PROBLEM TO WORK ON » Please find the lines in the following records that hold "NIKHEF", and copy them.

DATA EXCERPTS »
■ ■ ■ ■ ■ ■ ■

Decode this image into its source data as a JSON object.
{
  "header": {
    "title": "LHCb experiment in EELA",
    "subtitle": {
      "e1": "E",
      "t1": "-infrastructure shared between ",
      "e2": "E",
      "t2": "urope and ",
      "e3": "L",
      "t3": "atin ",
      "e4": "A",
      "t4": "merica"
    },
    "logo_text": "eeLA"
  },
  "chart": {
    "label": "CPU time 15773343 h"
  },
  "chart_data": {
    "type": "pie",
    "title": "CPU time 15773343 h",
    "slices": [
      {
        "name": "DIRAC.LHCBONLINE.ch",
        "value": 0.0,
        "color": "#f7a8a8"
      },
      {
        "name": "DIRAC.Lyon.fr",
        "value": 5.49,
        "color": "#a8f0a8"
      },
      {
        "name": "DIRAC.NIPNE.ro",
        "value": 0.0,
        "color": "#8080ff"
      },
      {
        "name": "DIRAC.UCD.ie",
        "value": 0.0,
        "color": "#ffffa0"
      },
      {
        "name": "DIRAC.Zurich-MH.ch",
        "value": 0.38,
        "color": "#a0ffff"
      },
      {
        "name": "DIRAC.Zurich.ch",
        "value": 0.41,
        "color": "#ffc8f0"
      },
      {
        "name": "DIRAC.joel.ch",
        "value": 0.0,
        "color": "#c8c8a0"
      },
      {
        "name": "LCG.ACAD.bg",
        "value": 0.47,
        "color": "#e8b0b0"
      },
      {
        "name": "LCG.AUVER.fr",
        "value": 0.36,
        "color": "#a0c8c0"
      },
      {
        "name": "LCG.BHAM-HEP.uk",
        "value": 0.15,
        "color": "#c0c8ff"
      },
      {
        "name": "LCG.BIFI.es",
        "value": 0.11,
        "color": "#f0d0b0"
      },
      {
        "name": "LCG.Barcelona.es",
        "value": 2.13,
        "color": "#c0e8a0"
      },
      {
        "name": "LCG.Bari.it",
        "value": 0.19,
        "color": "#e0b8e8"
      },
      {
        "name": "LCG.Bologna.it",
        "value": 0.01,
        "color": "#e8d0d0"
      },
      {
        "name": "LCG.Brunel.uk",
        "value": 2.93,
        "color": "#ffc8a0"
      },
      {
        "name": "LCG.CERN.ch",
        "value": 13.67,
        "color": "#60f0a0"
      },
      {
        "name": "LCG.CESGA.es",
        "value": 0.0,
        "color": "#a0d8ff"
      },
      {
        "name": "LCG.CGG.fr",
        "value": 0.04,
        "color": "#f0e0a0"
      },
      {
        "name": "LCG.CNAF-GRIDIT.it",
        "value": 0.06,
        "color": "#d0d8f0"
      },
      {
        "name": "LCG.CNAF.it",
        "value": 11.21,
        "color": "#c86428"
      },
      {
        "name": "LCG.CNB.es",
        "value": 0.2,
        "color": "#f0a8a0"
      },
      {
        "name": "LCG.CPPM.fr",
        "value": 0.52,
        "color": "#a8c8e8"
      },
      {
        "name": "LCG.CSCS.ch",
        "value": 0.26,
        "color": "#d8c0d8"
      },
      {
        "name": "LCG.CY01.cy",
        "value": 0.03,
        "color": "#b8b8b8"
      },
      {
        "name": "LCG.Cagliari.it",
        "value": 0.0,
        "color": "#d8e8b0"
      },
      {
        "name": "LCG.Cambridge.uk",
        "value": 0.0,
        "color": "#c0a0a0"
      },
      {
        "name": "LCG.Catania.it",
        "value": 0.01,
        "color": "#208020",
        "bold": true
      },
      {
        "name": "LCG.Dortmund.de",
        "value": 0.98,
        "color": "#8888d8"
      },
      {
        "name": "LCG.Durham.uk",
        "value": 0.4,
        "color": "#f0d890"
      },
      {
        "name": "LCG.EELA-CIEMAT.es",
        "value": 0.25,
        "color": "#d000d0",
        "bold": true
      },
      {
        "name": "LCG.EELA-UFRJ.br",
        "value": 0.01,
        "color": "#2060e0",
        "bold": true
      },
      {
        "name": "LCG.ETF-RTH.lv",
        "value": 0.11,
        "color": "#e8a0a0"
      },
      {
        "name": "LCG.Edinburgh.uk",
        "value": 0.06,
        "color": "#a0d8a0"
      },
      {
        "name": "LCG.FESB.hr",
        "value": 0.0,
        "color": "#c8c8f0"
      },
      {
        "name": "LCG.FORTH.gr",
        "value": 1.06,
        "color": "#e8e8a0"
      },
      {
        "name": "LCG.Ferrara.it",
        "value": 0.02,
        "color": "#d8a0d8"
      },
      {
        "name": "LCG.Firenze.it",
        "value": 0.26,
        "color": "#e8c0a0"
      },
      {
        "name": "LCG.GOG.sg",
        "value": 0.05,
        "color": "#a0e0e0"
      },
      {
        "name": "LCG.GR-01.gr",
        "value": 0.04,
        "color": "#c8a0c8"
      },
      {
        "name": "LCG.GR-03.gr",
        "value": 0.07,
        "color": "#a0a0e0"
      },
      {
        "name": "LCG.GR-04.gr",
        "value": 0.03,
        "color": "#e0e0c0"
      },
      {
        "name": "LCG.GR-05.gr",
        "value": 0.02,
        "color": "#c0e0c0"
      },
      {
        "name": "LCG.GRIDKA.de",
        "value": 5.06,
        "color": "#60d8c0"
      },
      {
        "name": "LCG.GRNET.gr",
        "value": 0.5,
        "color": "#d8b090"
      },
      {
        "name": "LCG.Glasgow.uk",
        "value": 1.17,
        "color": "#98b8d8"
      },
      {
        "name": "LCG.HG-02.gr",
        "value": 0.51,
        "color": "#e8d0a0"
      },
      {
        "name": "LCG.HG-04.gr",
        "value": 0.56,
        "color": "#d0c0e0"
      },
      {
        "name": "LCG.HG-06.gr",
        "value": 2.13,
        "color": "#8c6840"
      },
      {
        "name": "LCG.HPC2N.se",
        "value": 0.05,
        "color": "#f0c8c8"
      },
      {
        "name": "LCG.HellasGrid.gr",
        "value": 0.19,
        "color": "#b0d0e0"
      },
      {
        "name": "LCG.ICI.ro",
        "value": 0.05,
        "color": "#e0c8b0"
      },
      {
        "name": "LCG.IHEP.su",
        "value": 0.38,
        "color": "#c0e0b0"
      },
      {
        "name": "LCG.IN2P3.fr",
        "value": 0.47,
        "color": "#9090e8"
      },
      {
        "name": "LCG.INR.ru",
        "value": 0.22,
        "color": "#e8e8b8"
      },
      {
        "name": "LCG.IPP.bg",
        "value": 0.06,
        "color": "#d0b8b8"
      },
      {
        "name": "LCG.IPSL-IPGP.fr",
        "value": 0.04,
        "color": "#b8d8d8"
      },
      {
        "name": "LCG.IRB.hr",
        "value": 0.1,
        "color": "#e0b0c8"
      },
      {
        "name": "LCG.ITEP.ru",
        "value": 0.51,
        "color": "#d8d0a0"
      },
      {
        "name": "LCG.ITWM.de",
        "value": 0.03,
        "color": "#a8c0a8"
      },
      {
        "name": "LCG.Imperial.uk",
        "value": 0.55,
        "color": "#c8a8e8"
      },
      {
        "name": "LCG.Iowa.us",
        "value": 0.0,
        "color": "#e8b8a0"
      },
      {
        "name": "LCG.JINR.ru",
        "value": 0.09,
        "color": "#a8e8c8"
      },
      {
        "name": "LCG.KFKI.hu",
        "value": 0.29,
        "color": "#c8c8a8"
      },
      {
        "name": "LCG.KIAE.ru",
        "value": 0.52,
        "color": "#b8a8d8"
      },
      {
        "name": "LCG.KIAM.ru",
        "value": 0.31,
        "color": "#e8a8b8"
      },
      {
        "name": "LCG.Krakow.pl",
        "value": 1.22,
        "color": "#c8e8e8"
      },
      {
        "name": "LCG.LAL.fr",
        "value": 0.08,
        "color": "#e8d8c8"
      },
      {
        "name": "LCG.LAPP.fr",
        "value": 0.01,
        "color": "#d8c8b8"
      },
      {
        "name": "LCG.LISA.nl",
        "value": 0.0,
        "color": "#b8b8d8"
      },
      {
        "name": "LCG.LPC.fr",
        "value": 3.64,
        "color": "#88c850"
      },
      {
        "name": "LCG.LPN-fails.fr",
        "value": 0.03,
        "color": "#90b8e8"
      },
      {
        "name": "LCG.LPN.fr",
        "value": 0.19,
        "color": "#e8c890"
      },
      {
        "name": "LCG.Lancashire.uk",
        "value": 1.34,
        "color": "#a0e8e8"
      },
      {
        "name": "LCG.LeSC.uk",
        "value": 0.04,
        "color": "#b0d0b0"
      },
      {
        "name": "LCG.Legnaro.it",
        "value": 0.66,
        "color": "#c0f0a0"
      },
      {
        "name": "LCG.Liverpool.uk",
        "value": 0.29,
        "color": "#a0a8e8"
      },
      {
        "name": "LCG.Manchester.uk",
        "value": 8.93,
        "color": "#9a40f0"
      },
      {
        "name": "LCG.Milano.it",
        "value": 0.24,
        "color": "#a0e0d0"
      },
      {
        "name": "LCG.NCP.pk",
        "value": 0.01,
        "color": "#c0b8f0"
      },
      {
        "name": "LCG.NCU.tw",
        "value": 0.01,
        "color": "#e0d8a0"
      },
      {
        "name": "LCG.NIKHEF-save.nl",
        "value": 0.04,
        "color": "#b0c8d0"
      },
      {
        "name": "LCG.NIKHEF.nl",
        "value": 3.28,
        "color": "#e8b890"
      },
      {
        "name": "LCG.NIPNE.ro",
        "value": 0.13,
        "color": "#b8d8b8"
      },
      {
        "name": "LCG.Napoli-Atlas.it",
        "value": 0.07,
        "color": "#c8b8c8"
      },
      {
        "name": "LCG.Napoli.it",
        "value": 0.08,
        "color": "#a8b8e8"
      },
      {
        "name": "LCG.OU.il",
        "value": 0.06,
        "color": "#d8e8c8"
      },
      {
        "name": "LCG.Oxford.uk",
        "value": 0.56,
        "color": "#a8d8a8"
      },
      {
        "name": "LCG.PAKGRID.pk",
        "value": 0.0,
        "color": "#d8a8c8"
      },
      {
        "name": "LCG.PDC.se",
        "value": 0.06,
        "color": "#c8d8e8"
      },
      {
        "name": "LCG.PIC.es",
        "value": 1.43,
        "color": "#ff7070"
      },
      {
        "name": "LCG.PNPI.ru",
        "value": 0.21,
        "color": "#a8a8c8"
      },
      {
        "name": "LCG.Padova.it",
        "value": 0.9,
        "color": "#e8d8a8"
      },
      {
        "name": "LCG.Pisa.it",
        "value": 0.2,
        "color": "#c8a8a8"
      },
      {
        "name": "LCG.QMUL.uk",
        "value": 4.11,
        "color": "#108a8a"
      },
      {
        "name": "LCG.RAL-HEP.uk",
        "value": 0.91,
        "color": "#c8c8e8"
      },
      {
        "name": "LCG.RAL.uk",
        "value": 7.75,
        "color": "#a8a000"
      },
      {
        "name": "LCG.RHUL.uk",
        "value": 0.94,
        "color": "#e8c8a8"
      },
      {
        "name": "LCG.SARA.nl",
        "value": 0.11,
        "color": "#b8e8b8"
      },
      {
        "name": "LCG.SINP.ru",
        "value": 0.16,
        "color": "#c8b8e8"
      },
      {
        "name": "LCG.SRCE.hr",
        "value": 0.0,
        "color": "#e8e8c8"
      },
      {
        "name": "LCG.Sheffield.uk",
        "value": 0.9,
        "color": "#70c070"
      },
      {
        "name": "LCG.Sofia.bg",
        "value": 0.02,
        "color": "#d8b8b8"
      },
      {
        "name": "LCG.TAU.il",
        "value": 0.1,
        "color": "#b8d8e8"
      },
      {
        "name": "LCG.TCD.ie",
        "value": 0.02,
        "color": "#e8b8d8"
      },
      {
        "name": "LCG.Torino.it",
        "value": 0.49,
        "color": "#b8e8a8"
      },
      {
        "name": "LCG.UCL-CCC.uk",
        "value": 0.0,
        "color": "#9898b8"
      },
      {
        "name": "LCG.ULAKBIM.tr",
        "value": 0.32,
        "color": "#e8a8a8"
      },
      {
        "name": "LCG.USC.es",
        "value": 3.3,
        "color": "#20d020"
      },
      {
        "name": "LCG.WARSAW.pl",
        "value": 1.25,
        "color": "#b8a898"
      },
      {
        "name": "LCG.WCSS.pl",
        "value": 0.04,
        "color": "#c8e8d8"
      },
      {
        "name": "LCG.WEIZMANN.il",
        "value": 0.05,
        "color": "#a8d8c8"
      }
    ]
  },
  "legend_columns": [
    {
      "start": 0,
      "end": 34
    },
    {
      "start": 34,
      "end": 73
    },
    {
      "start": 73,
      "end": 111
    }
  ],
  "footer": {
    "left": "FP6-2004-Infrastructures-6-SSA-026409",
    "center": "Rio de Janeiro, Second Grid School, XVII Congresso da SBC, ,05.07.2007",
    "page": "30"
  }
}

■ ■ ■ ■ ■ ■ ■

RESPONSE BOX »
        "name": "LCG.NIKHEF-save.nl",
        "name": "LCG.NIKHEF.nl",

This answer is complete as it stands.